The ordinance originally passed by the council in February imposed regulations on the company that “make it difficult for [Uber] to provide the level of service that you have come to know and expect,” says Uber’s General Manager Leandre Johns. Similar scenarios have been seen in numerous cities across the state like Galveston, Houston, and most recently, Austin.
The Uber and Lyft models have shown to be exceptionally successful. This is evident not only by Uber’s current 62.5 billion dollar worth, but also in the citizen backlash – primarily via petitions – seen after Uber leaves a city due to the imposed and unnecessarily burdensome regulations. In Midland, a petition on change.org was created after the city/Uber disagreement and gained over 1,600 signatures as well as wide-spread support from the business community.
It is apparent city council heard the community’s cry loud and clear. Some of the changes made last week to the ordinance include the removal of the licensing requirement for transportation-network (TNC) drivers, limits background checks for drivers to the TNC, reduces fees, removes additional vehicle requirements given their state registration is current, and enables an annual compliance audit by the City of Midland.

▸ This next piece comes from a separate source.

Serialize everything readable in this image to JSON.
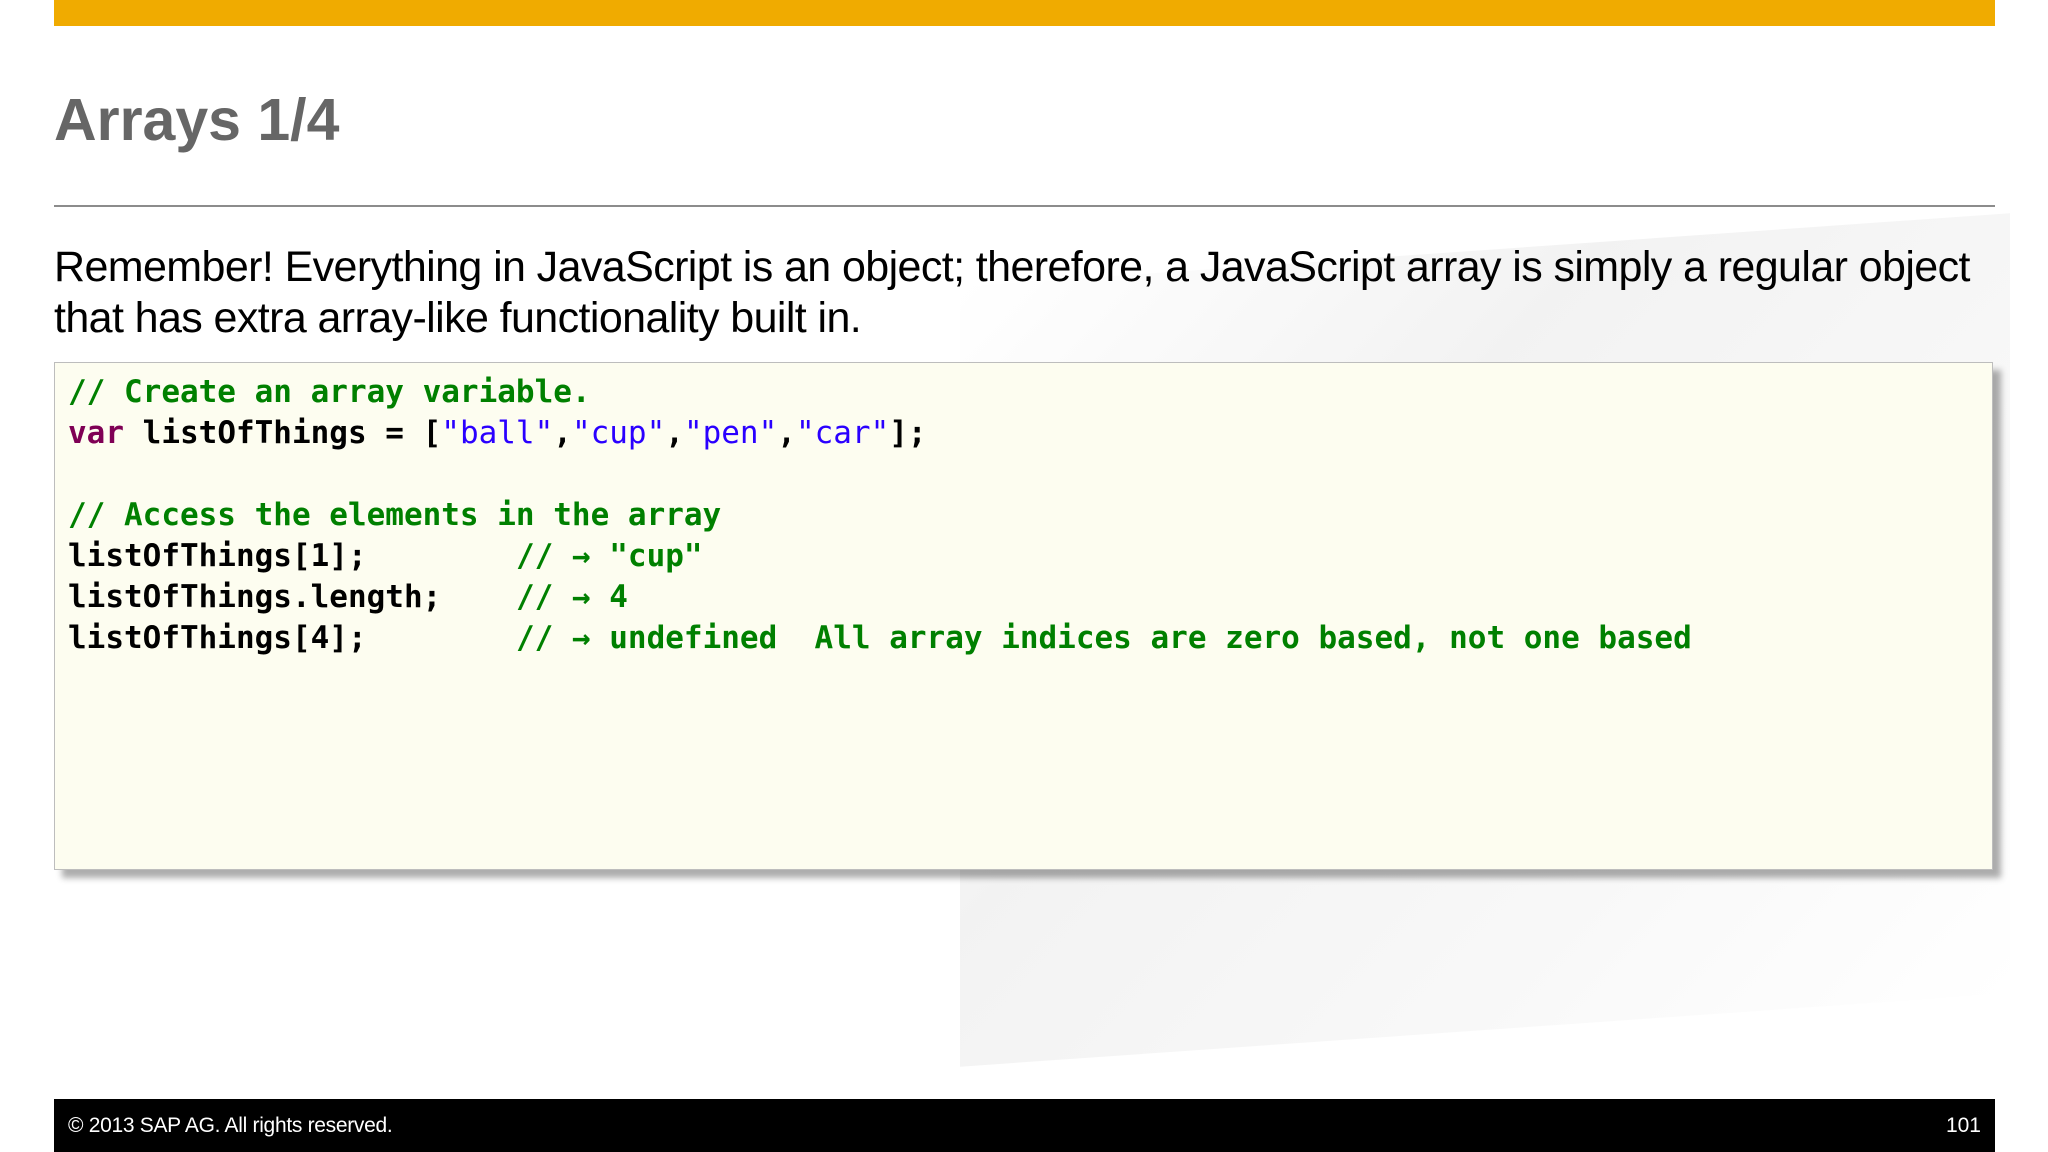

Studies have shown that the addition of affordable ride-sharing and transportation-network companies to cities has significantly decreased the rate of drunk driving accidents and provides much needed job opportunities – especially in places facing an economic downturn like Midland. Also, their addition to the market forces traditional cabs to improve their quality of service to remain competitive. However, TNC’s and ride-sharing companies (such as Lyft) is a new and innovative concept that’s requiring local governments to reassess the regulations they place on the industry. Consistently, taxi and chauffeur companies have lobbied for increased regulations on their new competitors in order to “level the playing field”, when, conversely, it may be more productive to lessen regulations for the entire industry.

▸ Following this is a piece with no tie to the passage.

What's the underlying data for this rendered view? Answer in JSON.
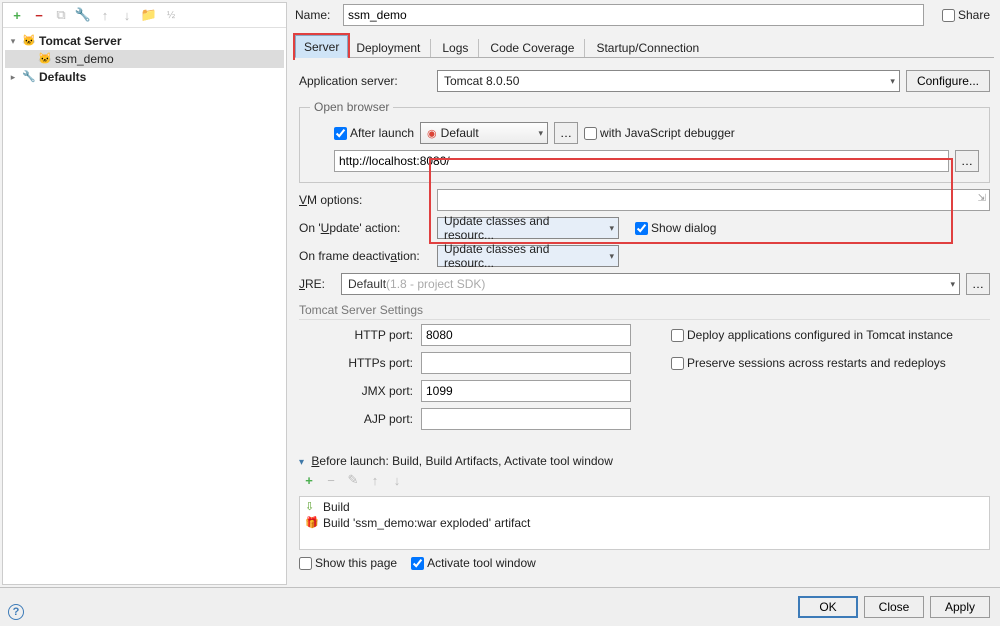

State Senators Don Huffines (R-Dallas) and Charles Schwertner (R-Georgetown) have expressed the need for statewide legislation regarding TNCs that would stop cities from levying these burdensome regulations. In the meantime, hopefully other cities across Texas will follow in the footsteps of Beaumont, and now Midland, and work with TNCs to craft regulations that are beneficial to both riders and drivers.